Many US and Canadian family courts (see the case studies in Chapter 12 and on the accompanying CD) recognise Parental Alienation as a valid and reliable scientific concept, based on the statements and opinions of experts from clinical, medical and psychological research.
Chapter 13 cites examples from different continents to show that Parental Alienation is a global phenomenon. It describes, for instance, the developments in Europe, including rulings on Parental Alienation by the Strasbourg-based European Court of Human Rights (ECHR). One section of the chapter discusses in detail the situation in Germany, where internationally known (peer-reviewed) publications on Parental Alienation are still not receiving enough attention.
Chapter 14 discusses in detail the 2010 Brazilian law L12318 on Parental Alienation, which is intended to counteract early the effects of the alienation process.
In Chapter 16 an experienced family judge relates how difficult and unpopular cases involving Parental Alienation are. She presents strategies for lawyers and judges to successfully resolve such cases, which, however, require the acquisition of specialist knowledge.

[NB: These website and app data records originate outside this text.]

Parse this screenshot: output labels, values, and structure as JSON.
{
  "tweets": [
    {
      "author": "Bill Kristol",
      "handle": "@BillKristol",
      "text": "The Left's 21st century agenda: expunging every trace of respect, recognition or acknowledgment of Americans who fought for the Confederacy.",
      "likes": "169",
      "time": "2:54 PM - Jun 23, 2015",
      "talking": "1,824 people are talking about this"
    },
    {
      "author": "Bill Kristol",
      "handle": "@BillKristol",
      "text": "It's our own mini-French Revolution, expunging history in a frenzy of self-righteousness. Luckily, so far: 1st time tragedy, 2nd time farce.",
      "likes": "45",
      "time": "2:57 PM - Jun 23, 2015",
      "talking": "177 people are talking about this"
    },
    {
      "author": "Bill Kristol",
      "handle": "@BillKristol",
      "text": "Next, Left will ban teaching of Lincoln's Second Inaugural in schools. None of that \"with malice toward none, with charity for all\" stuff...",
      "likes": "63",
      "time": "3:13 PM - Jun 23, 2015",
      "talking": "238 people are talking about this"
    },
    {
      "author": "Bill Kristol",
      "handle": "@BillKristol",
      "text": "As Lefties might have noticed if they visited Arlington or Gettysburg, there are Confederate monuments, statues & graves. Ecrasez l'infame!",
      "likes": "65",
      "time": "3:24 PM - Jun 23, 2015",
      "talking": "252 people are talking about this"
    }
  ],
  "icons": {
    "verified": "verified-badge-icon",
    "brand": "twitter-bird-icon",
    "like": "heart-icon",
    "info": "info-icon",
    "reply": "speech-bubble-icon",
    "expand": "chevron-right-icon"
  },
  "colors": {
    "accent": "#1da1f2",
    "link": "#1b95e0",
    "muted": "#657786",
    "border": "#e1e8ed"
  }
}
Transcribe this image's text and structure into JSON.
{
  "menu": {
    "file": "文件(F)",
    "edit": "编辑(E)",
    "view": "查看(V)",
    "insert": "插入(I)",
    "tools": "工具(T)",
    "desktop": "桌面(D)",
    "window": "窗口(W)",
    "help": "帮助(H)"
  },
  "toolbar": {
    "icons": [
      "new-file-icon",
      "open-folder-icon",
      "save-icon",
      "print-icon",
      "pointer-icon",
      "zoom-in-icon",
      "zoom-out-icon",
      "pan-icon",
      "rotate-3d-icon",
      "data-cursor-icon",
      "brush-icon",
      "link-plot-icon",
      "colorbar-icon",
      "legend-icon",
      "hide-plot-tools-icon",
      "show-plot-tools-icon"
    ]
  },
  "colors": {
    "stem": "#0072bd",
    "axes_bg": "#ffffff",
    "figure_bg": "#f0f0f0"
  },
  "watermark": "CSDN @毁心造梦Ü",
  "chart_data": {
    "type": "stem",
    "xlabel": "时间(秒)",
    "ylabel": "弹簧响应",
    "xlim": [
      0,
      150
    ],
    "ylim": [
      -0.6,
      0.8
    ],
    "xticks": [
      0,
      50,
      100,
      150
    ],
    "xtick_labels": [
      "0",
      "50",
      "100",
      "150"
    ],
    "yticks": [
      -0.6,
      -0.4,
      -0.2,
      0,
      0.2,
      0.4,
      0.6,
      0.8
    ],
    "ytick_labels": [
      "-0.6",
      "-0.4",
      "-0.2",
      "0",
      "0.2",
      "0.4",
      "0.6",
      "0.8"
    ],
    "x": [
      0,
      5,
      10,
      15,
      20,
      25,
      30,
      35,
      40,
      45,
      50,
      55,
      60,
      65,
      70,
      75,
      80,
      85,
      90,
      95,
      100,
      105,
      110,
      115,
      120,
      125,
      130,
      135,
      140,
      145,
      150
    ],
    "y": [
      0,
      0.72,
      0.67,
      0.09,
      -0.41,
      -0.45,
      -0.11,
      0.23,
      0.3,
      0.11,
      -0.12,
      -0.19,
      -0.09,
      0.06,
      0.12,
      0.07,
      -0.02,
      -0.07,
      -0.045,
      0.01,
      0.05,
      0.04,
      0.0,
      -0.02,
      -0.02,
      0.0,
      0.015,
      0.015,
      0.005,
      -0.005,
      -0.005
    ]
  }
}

This book is currently still the most up-to-date publication on Parental Alienation and recommended for all professionals dealing with children in high-conflict divorces - anywhere in the world! Political actors and the World Health Organisation (WHO) could do much to help stop Parental Alienation from spreading further endemically with rising divorce rates [16,19-22].